[Website and app data records]
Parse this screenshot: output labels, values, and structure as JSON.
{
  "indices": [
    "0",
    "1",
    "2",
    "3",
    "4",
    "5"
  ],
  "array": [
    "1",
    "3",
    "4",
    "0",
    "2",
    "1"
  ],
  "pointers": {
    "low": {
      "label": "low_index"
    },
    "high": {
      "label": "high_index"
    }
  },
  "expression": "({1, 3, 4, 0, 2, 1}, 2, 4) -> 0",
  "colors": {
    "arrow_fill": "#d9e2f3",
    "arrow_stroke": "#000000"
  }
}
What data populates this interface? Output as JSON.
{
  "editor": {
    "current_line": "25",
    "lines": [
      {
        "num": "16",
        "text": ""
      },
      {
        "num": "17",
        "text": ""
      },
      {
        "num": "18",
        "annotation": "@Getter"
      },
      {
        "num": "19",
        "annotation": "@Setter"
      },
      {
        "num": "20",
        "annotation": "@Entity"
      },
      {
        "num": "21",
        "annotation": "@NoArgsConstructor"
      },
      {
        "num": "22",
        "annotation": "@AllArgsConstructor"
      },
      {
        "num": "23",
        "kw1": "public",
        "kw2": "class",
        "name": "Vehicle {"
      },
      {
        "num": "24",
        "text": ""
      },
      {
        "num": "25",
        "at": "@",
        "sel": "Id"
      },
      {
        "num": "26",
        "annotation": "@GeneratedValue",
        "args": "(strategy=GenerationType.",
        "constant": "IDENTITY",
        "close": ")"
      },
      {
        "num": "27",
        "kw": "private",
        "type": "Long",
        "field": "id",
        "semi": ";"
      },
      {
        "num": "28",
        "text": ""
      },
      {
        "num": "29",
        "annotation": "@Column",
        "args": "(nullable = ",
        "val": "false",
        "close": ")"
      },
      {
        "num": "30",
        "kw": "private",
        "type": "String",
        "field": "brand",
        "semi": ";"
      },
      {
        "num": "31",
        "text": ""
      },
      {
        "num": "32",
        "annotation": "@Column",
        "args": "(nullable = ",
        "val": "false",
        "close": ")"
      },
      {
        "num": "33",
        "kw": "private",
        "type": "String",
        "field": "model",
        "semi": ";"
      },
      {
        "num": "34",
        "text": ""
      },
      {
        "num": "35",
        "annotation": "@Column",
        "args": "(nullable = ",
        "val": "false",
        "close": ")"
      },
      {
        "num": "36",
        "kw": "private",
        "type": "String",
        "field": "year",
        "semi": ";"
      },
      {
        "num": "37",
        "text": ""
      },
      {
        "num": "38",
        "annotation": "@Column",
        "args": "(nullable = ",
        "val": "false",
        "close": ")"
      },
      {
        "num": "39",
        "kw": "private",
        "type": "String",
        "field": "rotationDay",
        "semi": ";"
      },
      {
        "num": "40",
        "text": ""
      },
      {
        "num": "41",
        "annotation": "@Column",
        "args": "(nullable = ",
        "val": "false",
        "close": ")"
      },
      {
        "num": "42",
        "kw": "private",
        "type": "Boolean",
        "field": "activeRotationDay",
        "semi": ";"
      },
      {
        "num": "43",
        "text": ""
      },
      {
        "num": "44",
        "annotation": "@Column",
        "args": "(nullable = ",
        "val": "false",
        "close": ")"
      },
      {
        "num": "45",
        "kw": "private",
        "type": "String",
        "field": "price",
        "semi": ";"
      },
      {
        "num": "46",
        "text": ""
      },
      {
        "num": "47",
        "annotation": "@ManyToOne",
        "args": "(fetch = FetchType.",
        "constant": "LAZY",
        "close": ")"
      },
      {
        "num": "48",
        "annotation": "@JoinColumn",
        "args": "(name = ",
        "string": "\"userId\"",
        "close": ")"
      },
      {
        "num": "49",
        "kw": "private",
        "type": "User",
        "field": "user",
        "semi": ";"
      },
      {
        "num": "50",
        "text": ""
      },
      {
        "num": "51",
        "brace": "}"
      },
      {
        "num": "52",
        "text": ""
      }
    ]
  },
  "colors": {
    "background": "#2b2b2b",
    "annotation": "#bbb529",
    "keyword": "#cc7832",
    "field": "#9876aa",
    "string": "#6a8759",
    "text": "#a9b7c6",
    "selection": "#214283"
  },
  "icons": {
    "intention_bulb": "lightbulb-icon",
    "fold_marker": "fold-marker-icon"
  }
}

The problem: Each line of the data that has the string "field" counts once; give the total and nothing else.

Answer section: 9